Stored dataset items

========================================

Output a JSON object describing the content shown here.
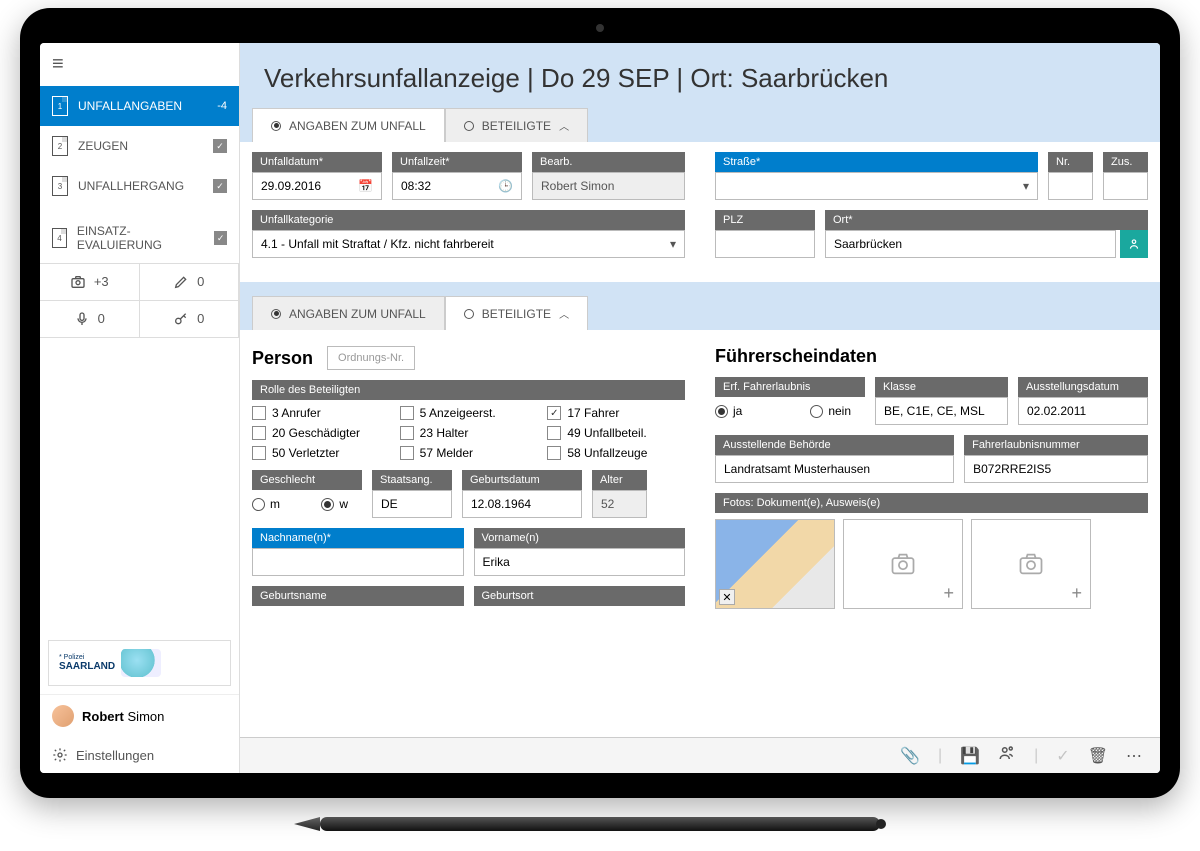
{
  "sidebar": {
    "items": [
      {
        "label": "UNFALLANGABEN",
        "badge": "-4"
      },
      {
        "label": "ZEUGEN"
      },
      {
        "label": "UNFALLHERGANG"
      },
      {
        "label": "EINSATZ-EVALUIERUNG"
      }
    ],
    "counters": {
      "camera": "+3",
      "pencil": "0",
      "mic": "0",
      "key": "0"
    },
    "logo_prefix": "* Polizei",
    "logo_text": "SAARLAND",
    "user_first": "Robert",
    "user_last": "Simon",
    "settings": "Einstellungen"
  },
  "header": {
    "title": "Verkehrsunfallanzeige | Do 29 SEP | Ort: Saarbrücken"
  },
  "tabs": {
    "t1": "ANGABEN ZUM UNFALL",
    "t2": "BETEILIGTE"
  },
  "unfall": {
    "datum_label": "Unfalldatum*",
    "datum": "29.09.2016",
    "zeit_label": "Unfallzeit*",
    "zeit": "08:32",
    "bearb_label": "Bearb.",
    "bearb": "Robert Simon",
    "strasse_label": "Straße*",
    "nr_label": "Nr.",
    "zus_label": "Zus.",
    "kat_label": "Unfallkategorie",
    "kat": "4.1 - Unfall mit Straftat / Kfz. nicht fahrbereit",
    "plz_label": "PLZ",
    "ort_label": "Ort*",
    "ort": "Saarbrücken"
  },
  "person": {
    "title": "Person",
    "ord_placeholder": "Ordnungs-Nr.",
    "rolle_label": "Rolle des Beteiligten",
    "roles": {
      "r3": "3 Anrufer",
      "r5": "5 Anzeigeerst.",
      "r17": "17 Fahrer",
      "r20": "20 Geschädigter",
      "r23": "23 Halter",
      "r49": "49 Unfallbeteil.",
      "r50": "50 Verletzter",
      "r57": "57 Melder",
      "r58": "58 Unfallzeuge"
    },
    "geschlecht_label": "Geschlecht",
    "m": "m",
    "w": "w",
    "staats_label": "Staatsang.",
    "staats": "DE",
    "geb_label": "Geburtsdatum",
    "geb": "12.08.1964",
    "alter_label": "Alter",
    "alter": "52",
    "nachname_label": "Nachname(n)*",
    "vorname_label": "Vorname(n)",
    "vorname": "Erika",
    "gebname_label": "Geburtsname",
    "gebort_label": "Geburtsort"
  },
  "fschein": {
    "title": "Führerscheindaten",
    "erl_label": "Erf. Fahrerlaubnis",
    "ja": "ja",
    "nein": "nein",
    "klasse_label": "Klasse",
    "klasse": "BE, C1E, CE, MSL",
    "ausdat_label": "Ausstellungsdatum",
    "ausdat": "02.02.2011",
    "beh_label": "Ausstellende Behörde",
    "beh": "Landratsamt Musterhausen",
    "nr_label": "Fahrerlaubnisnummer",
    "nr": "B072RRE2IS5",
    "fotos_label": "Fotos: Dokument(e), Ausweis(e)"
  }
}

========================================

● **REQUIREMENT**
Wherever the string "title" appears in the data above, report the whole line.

● **THE ANSWER**
    "title": "Verkehrsunfallanzeige | Do 29 SEP | Ort: Saarbrücken"
    "title": "Person",
    "title": "Führerscheindaten",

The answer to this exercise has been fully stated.